(Items from a dataset)
● ● ●
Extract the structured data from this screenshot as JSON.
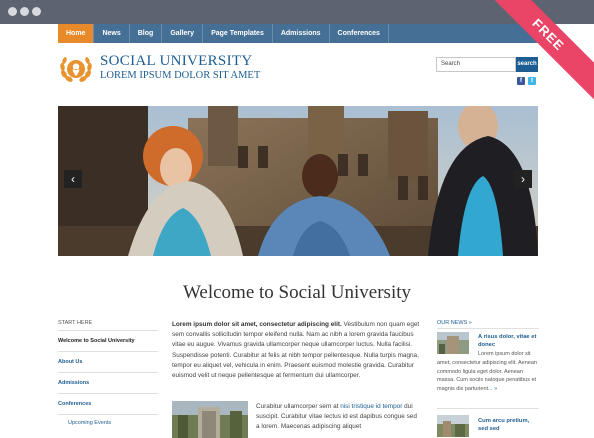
{
  "ribbon": "FREE",
  "nav": [
    "Home",
    "News",
    "Blog",
    "Gallery",
    "Page Templates",
    "Admissions",
    "Conferences"
  ],
  "site": {
    "title": "SOCIAL UNIVERSITY",
    "subtitle": "LOREM IPSUM DOLOR SIT AMET"
  },
  "search": {
    "placeholder": "Search",
    "button": "search"
  },
  "social": [
    "facebook-icon",
    "twitter-icon"
  ],
  "hero": {
    "prev": "‹",
    "next": "›"
  },
  "welcome": "Welcome to Social University",
  "sidebar": {
    "heading": "START HERE",
    "items": [
      "Welcome to Social University",
      "About Us",
      "Admissions",
      "Conferences"
    ],
    "sub": "Upcoming Events"
  },
  "content": {
    "lead_bold": "Lorem ipsum dolor sit amet, consectetur adipiscing elit.",
    "lead_rest": "Vestibulum non quam eget sem convallis sollicitudin tempor eleifend nulla. Nam ac nibh a lorem gravida faucibus vitae eu augue. Vivamus gravida ullamcorper neque ullamcorper luctus. Nulla facilisi. Suspendisse potenti. Curabitur at felis at nibh tempor pellentesque. Nulla turpis magna, tempor eu aliquet vel, vehicula in enim. Praesent euismod molestie gravida. Curabitur euismod velit ut neque pellentesque at fermentum dui ullamcorper.",
    "p2_a": "Curabitur ullamcorper sem at",
    "p2_link": "nisi tristique id tempor",
    "p2_b": "dui suscipit. Curabitur vitae lectus id est dapibus congue sed a lorem. Maecenas adipiscing aliquet"
  },
  "news": {
    "heading": "OUR NEWS »",
    "items": [
      {
        "title": "A risus dolor, vitae et donec",
        "line1": "Lorem ipsum dolor sit",
        "rest": "amet, consectetur adipiscing elit. Aenean commodo ligula eget dolor. Aenean massa. Cum sociis natoque penatibus et magnis dis parturient...",
        "more": "»"
      },
      {
        "title": "Cum arcu pretium, sed sed"
      }
    ]
  },
  "colors": {
    "nav": "#456f95",
    "active": "#e88a2a",
    "brand": "#1d5d92",
    "ribbon": "#ea4567"
  }
}
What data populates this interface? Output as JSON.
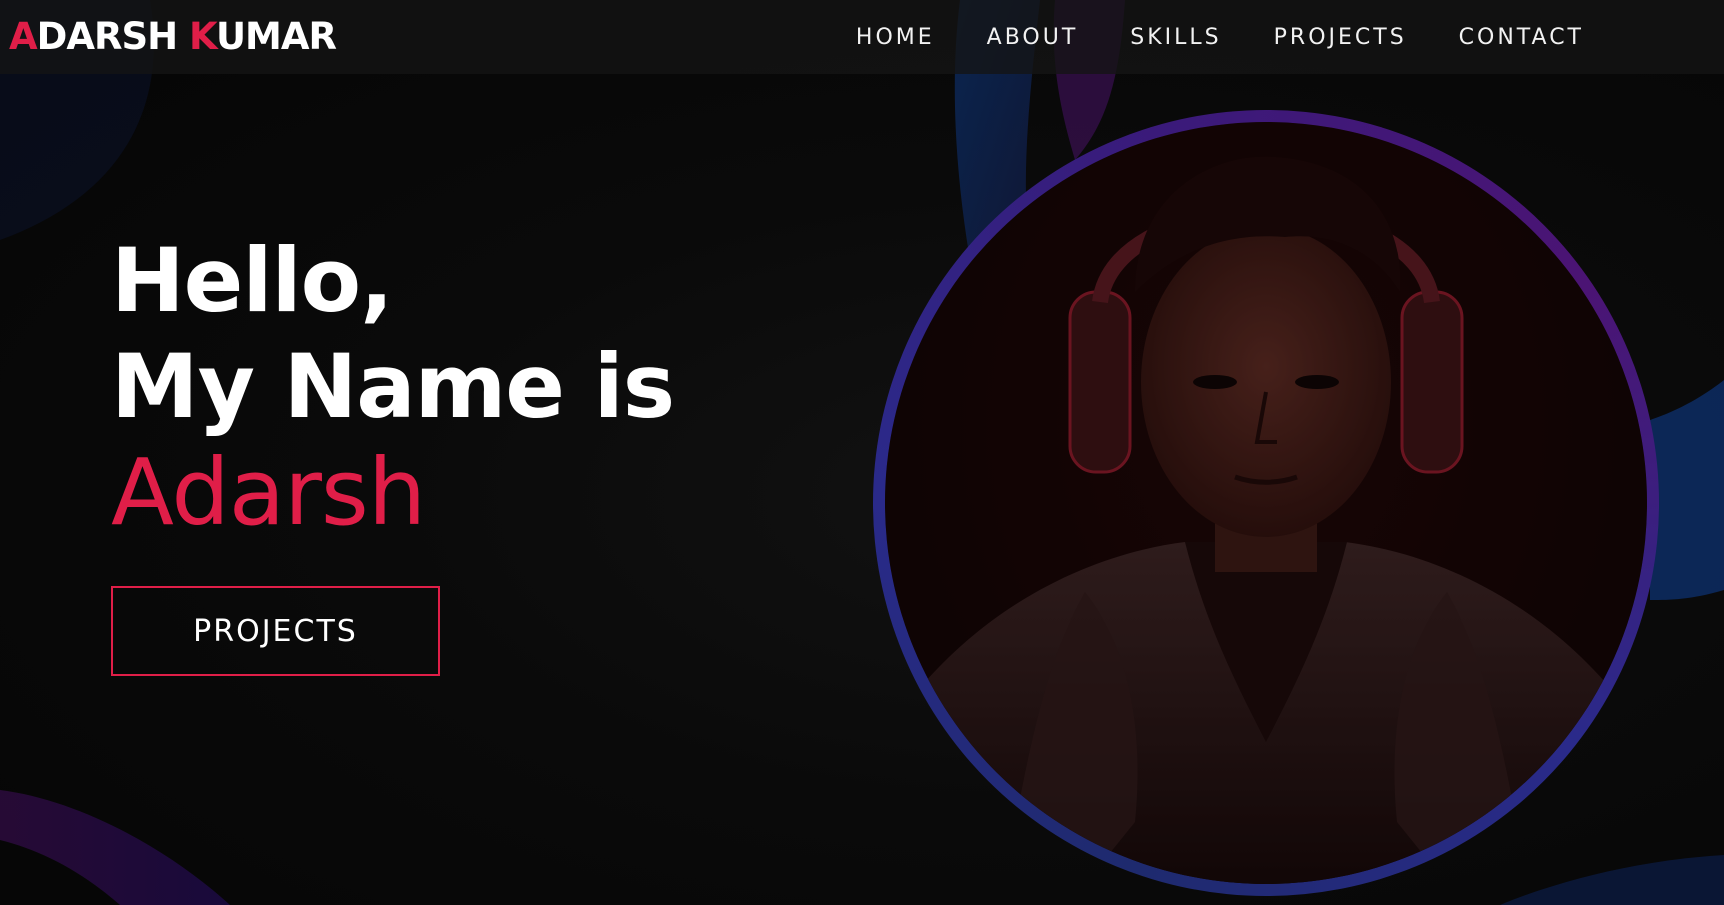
{
  "header": {
    "logo": {
      "first_initial": "A",
      "first_rest": "DARSH",
      "last_initial": "K",
      "last_rest": "UMAR"
    },
    "nav": [
      {
        "label": "HOME"
      },
      {
        "label": "ABOUT"
      },
      {
        "label": "SKILLS"
      },
      {
        "label": "PROJECTS"
      },
      {
        "label": "CONTACT"
      }
    ]
  },
  "hero": {
    "greeting": "Hello,",
    "intro": "My Name is",
    "name": "Adarsh",
    "cta_label": "PROJECTS"
  },
  "colors": {
    "accent": "#e01e48",
    "background": "#070707",
    "ring": "#2a2a8a"
  }
}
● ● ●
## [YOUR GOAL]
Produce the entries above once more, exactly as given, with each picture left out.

## [YOUR SOLUTION]
Extract the structured data from this screenshot as JSON.
{
  "ribbon": "FREE",
  "nav": [
    "Home",
    "News",
    "Blog",
    "Gallery",
    "Page Templates",
    "Admissions",
    "Conferences"
  ],
  "site": {
    "title": "SOCIAL UNIVERSITY",
    "subtitle": "LOREM IPSUM DOLOR SIT AMET"
  },
  "search": {
    "placeholder": "Search",
    "button": "search"
  },
  "social": [
    "facebook-icon",
    "twitter-icon"
  ],
  "hero": {
    "prev": "‹",
    "next": "›"
  },
  "welcome": "Welcome to Social University",
  "sidebar": {
    "heading": "START HERE",
    "items": [
      "Welcome to Social University",
      "About Us",
      "Admissions",
      "Conferences"
    ],
    "sub": "Upcoming Events"
  },
  "content": {
    "lead_bold": "Lorem ipsum dolor sit amet, consectetur adipiscing elit.",
    "lead_rest": "Vestibulum non quam eget sem convallis sollicitudin tempor eleifend nulla. Nam ac nibh a lorem gravida faucibus vitae eu augue. Vivamus gravida ullamcorper neque ullamcorper luctus. Nulla facilisi. Suspendisse potenti. Curabitur at felis at nibh tempor pellentesque. Nulla turpis magna, tempor eu aliquet vel, vehicula in enim. Praesent euismod molestie gravida. Curabitur euismod velit ut neque pellentesque at fermentum dui ullamcorper.",
    "p2_a": "Curabitur ullamcorper sem at",
    "p2_link": "nisi tristique id tempor",
    "p2_b": "dui suscipit. Curabitur vitae lectus id est dapibus congue sed a lorem. Maecenas adipiscing aliquet"
  },
  "news": {
    "heading": "OUR NEWS »",
    "items": [
      {
        "title": "A risus dolor, vitae et donec",
        "line1": "Lorem ipsum dolor sit",
        "rest": "amet, consectetur adipiscing elit. Aenean commodo ligula eget dolor. Aenean massa. Cum sociis natoque penatibus et magnis dis parturient...",
        "more": "»"
      },
      {
        "title": "Cum arcu pretium, sed sed"
      }
    ]
  },
  "colors": {
    "nav": "#456f95",
    "active": "#e88a2a",
    "brand": "#1d5d92",
    "ribbon": "#ea4567"
  }
}
What data populates this interface? Output as JSON.
{
  "header": {
    "logo": {
      "first_initial": "A",
      "first_rest": "DARSH",
      "last_initial": "K",
      "last_rest": "UMAR"
    },
    "nav": [
      {
        "label": "HOME"
      },
      {
        "label": "ABOUT"
      },
      {
        "label": "SKILLS"
      },
      {
        "label": "PROJECTS"
      },
      {
        "label": "CONTACT"
      }
    ]
  },
  "hero": {
    "greeting": "Hello,",
    "intro": "My Name is",
    "name": "Adarsh",
    "cta_label": "PROJECTS"
  },
  "colors": {
    "accent": "#e01e48",
    "background": "#070707",
    "ring": "#2a2a8a"
  }
}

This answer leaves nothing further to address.